The Saudi-led Arab coalition fighting in Yemen launched on Monday several strikes targeting military bases belonging to Houthi rebels in Sanaa.
The attacks came in response to Houthi missile and drone attacks on Saudi Arabia.
Saudi Arabia on Sunday said it had intercepted two ballistic missiles targeting Riyadh and Jizan, part of a drone and missile attack conducted by the Iran-backed rebels.
The coalition statement followed reports of three explosions in the capital.
“The operation was aimed at destroying legitimate military targeting including Houthi ballistic batteries which threaten civilian lives,” the coalition said in a statement.
An airbase close to Sanaa airport was hit as well as loud explosions were heard across the capital.
The coalition vowed to take “strict measures against intentional rebel violations by targeting innocent civilians.”
Precautionary measures were taken to prevent any collateral damage, it said.
Residents in Sanaa told The National there were more than a dozen coalition airstrikes on the capital.
“We heard about eight strikes at around one this afternoon of huge explosions in Sanaa airport, others targeted Al Hafa camp located in the Noqoum mountains in the south,” one resident said.
Al Hafa camp is known to be one of the rebel’s most strategic military sites.
Strikes also targeted rebel military sites in Faj Atan mountain and Al Nahdein area in southern Sanaa, the resident said.
“We have not heard such explosions in months, they were huge, it seems that some strikes targeted a weapon depot as it was followed by a chain of explosions,” a resident in southern Sanaa said.
Yemen has been mired in conflict since the Houthis ousted the government from power in the capital, Sanaa, in late 2014. The group still controls most major urban centres despite years of war.
Coalition spokesman Turki Al Maliki said the rebels are using the outbreak of coronavirus in the region to target innocent civilians in Saudi Arabia.

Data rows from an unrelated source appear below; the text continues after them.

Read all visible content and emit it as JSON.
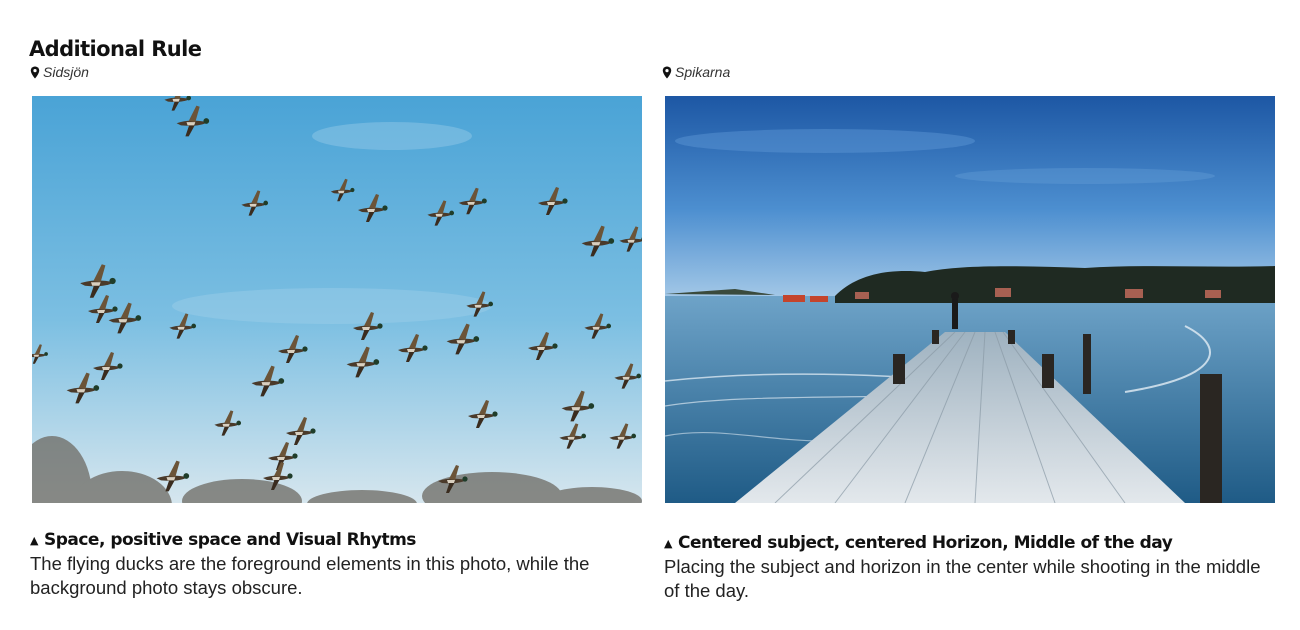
{
  "title": "Additional Rule",
  "panels": [
    {
      "location": "Sidsjön",
      "caption_title": "Space, positive space and Visual Rhytms",
      "caption_text": "The flying ducks are the foreground elements in this photo, while the background photo stays obscure."
    },
    {
      "location": "Spikarna",
      "caption_title": "Centered subject, centered Horizon, Middle of the day",
      "caption_text": "Placing the subject and horizon in the center while shooting in the middle of the day."
    }
  ],
  "icons": {
    "location": "map-pin-icon",
    "caption_marker": "triangle-up-icon"
  },
  "colors": {
    "sky_blue": "#6fb2d9",
    "deep_sky": "#1f5ea8",
    "water": "#2c6f9a",
    "dock": "#c9d2d8"
  }
}
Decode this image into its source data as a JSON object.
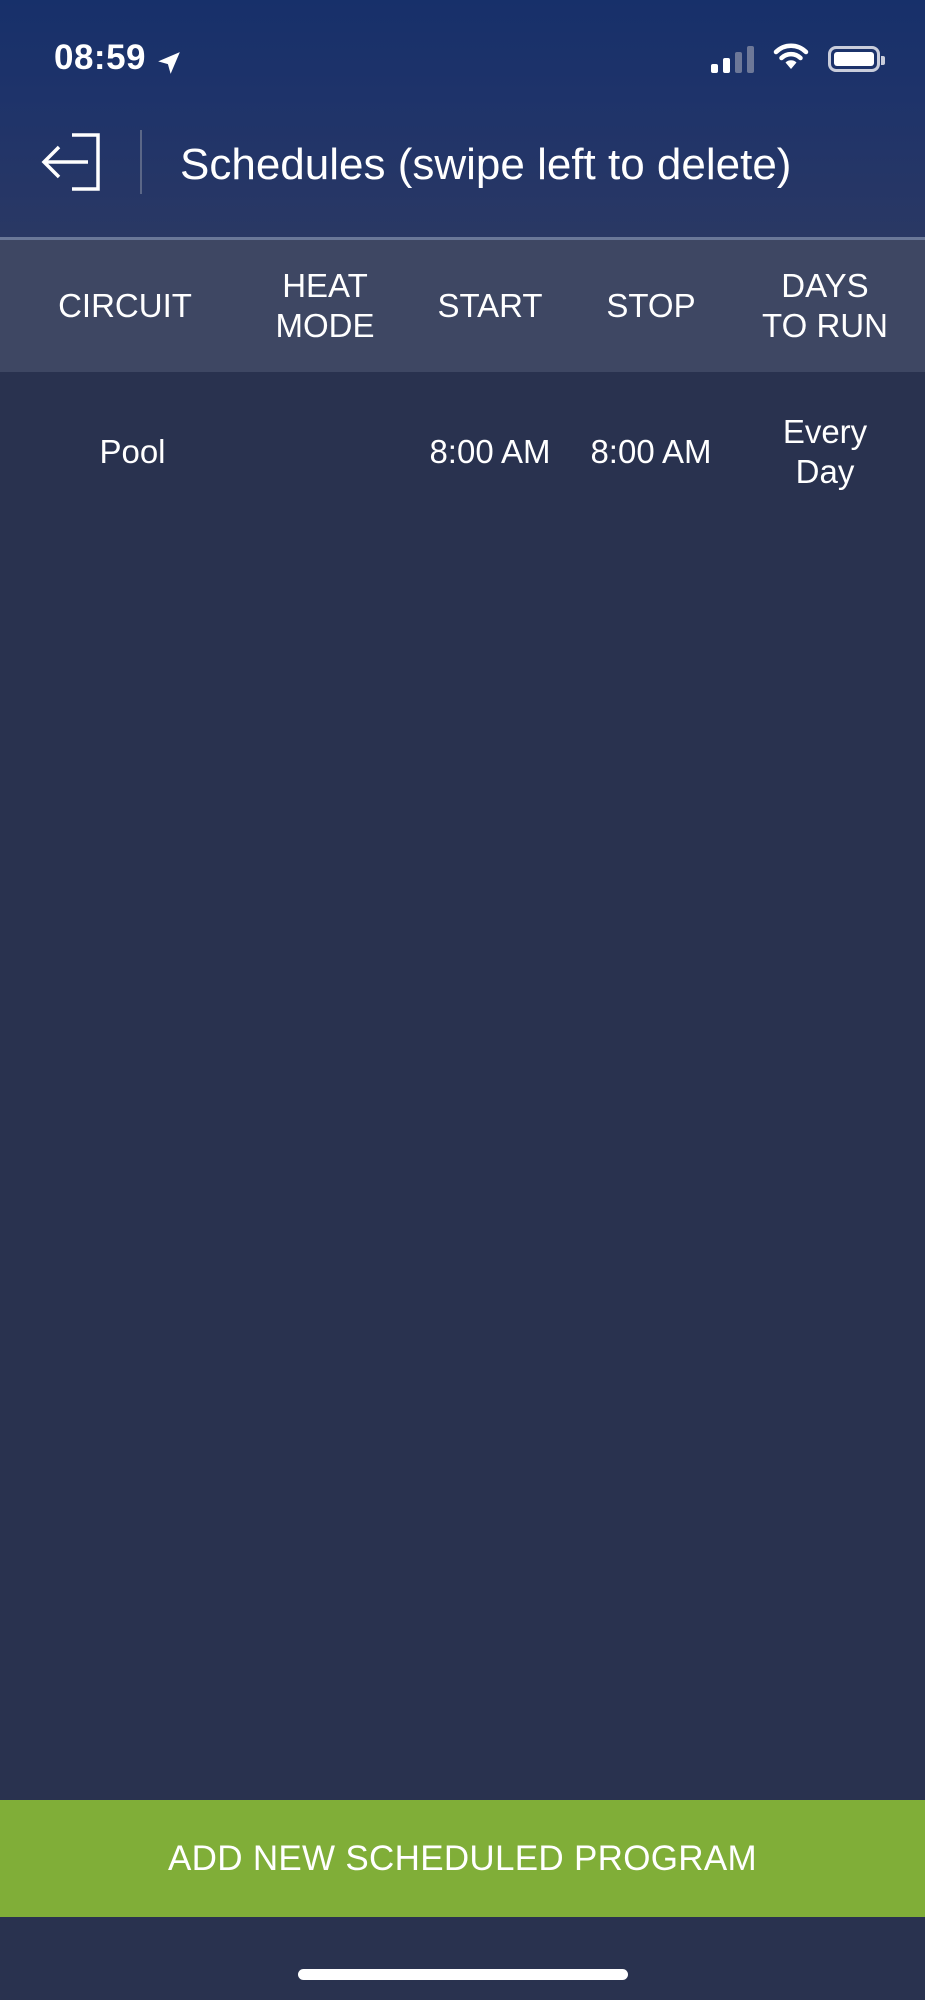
{
  "status_bar": {
    "time": "08:59",
    "icons": [
      "location-arrow-icon",
      "cellular-signal-icon",
      "wifi-icon",
      "battery-icon"
    ]
  },
  "header": {
    "back_icon": "exit-arrow-icon",
    "title": "Schedules (swipe left to delete)"
  },
  "table": {
    "columns": [
      {
        "key": "circuit",
        "label": "CIRCUIT"
      },
      {
        "key": "heat_mode",
        "label": "HEAT\nMODE"
      },
      {
        "key": "start",
        "label": "START"
      },
      {
        "key": "stop",
        "label": "STOP"
      },
      {
        "key": "days",
        "label": "DAYS\nTO RUN"
      }
    ],
    "rows": [
      {
        "circuit": "Pool",
        "heat_mode": "",
        "start": "8:00 AM",
        "stop": "8:00 AM",
        "days": "Every Day"
      }
    ]
  },
  "footer": {
    "add_button_label": "ADD NEW SCHEDULED PROGRAM"
  },
  "colors": {
    "background": "#29324f",
    "header_gradient_top": "#17306a",
    "table_header": "#3e4763",
    "add_button": "#80ae38",
    "text": "#ffffff"
  }
}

“The kingdom is strong with its leadership, people, and armed forces and will not allow the Houthis to reach their targets,” Mr Al Maliki said during a press conference on Sunday.
By conducting these strikes the rebels show they want “to take no part in Yemen’s political or social developments,” he said.
Under international humanitarian law, Saudi Arabia has the right to protect its citizens, he said.
The developments follows the welcoming of a UN ceasefire agreed by the warring parties on Thursday.
It was pushed through to help fight the coronavirus outbreak.
UN Special Envoy to Yemen, Martin Griffiths, reiterated the call for an immediate cessation of hostilities to build momentum for a nationwide ceasefire.
"Yemen needs its leaders to focus every minute of their time on averting and mitigating the potentially disastrous consequences of a Covid-19 outbreak," Mr Griffiths said in a statement on Sunday, referring to the respiratory illness that coronavirus can cause.
Yemen has not officially recorded any cases of the virus.